All of this is true for adult life as well, I think, and why there are so many How To books and articles written. A person can learn any aspect of this game of adulthood – the focusing, the rules, the balance, and certainly the techniques. Whenever I see How To books I remember the time my track coach taught me the proper sprinting form, how until then I’d been running flat-footed and that I needed to be on my toes. That one change made me instantly faster.

There was one aspect of games that I never had to learn, however, and it was the most important part: wanting to play. If you don’t actually want to play the game, you will not get any better at it, and you will not care about focus or grace or technique. You will look at the game and think, “This is all made up. The points aren’t real, nothing real is won or lost, and the rules can be changed as quickly as we change our minds. It’s all pretend.”

That’s an existential crisis for a game player. If you want to keep playing you have to make peace with why it is you’re actually playing, that the game was an organized excuse to bring your full attention to something. To bring your full, uncluttered, unfettered attention to anything, whether it’s the game of knitting, or writing, or golfing, or running a Fortune 500 Company, is to be fully yourself. All the rest, the scarves and stories and scores and profits – all of it’s pretend. But not you.
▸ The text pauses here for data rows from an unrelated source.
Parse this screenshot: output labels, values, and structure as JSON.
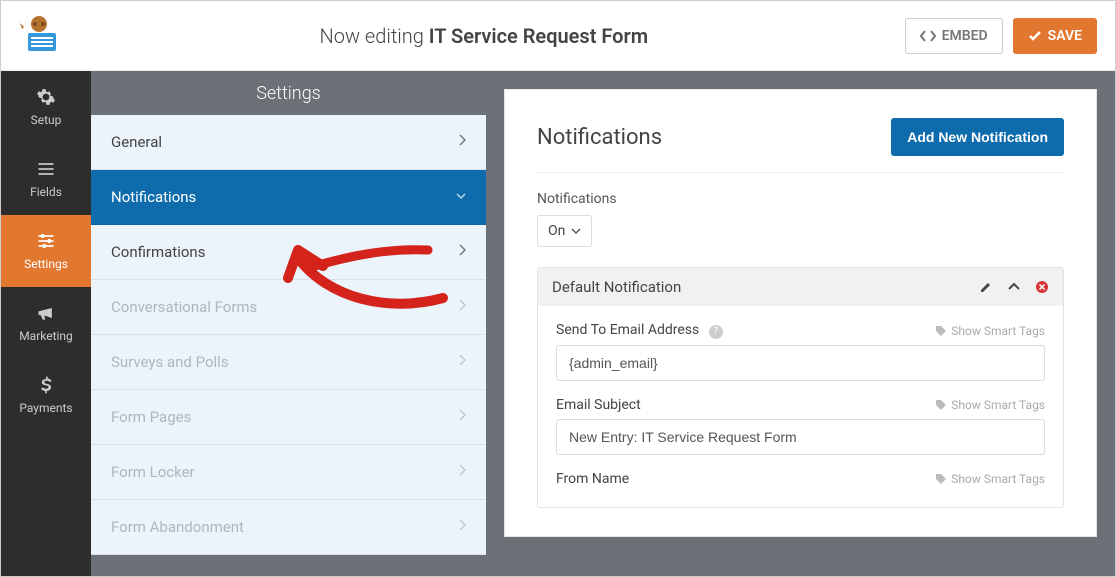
{
  "topbar": {
    "now_editing": "Now editing",
    "form_name": "IT Service Request Form",
    "embed": "EMBED",
    "save": "SAVE"
  },
  "leftbar": {
    "setup": "Setup",
    "fields": "Fields",
    "settings": "Settings",
    "marketing": "Marketing",
    "payments": "Payments"
  },
  "settings_header": "Settings",
  "settings_panels": [
    {
      "label": "General",
      "state": "normal"
    },
    {
      "label": "Notifications",
      "state": "active"
    },
    {
      "label": "Confirmations",
      "state": "normal"
    },
    {
      "label": "Conversational Forms",
      "state": "muted"
    },
    {
      "label": "Surveys and Polls",
      "state": "muted"
    },
    {
      "label": "Form Pages",
      "state": "muted"
    },
    {
      "label": "Form Locker",
      "state": "muted"
    },
    {
      "label": "Form Abandonment",
      "state": "muted"
    }
  ],
  "content": {
    "title": "Notifications",
    "add_btn": "Add New Notification",
    "toggle_label": "Notifications",
    "toggle_value": "On",
    "notif_title": "Default Notification",
    "smart_tags": "Show Smart Tags",
    "fields": {
      "send_to": {
        "label": "Send To Email Address",
        "value": "{admin_email}"
      },
      "subject": {
        "label": "Email Subject",
        "value": "New Entry: IT Service Request Form"
      },
      "from_name": {
        "label": "From Name",
        "value": ""
      }
    }
  }
}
You’re as real as the sun, and you’re attention shines just as bright when you remember why you’re playing.

If you like the ideas and perspectives expressed here, feel free to contact me about individual coaching and group workshops.